Osteoporosis is a disease that thins and weakens the bones. Your bones become fragile and break easily, especially the bones in the hip, spine, and wrist. In the United States, millions of people either already have osteoporosis or are at high risk due to low bone mass.

Anyone can develop osteoporosis, but it is more common in older women. Risk factors include

Osteoporosis is a silent disease. You might not know you have it until you break a bone. A bone mineral density test is the best way to check your bone health.

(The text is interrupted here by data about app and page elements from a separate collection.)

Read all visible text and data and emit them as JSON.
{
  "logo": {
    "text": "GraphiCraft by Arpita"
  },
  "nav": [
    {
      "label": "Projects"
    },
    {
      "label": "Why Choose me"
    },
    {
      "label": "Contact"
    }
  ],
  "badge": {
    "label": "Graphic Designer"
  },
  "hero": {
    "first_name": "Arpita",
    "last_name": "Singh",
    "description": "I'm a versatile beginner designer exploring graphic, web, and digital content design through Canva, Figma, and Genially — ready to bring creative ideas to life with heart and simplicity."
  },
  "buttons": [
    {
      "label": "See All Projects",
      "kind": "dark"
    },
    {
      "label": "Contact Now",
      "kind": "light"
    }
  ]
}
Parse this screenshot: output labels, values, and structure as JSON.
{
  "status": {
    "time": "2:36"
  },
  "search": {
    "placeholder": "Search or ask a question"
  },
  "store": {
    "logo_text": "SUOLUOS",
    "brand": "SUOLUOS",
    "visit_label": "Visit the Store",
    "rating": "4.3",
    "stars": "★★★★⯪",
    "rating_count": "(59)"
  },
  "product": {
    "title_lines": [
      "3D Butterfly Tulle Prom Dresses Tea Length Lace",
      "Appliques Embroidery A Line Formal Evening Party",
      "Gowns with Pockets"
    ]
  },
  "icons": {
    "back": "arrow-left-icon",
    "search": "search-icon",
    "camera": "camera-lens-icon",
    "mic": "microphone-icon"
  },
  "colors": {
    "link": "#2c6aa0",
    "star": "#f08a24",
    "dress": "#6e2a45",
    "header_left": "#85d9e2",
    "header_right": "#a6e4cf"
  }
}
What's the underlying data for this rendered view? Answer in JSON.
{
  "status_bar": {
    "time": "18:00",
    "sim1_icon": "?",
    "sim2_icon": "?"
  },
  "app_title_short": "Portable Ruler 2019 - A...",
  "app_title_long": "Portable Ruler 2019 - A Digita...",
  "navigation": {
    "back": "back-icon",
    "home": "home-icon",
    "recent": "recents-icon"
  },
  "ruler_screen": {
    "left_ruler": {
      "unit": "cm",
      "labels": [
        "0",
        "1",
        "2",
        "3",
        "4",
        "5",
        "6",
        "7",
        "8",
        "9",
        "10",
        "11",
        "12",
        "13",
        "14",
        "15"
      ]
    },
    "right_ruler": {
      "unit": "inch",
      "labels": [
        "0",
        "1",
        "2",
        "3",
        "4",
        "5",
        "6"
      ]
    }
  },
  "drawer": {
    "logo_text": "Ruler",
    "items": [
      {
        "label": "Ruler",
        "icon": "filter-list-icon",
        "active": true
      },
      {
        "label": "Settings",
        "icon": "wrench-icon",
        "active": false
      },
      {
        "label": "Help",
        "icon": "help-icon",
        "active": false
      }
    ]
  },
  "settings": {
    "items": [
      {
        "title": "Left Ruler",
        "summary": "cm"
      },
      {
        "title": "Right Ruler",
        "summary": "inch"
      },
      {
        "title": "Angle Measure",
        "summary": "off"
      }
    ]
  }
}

To keep bones strong, eat a diet rich in calcium and vitamin D, exercise, and do not smoke. If needed, medicines can also help. It is also important to try to avoid falling down. Falls are the number one cause of fractures in older adults.

NIH: National Institute of Arthritis and Musculoskeletal and Skin Diseases


[Learn More in MedlinePlus]

Code History

  • FY 2021 - No Change, effective from 10/1/2020 through 9/30/2021
  • FY 2020 - No Change, effective from 10/1/2019 through 9/30/2020
  • FY 2019 - No Change, effective from 10/1/2018 through 9/30/2019
  • FY 2018 - No Change, effective from 10/1/2017 through 9/30/2018
  • FY 2017 - No Change, effective from 10/1/2016 through 9/30/2017
  • FY 2016 - New Code, effective from 10/1/2015 through 9/30/2016 (First year ICD-10-CM implemented into the HIPAA code set)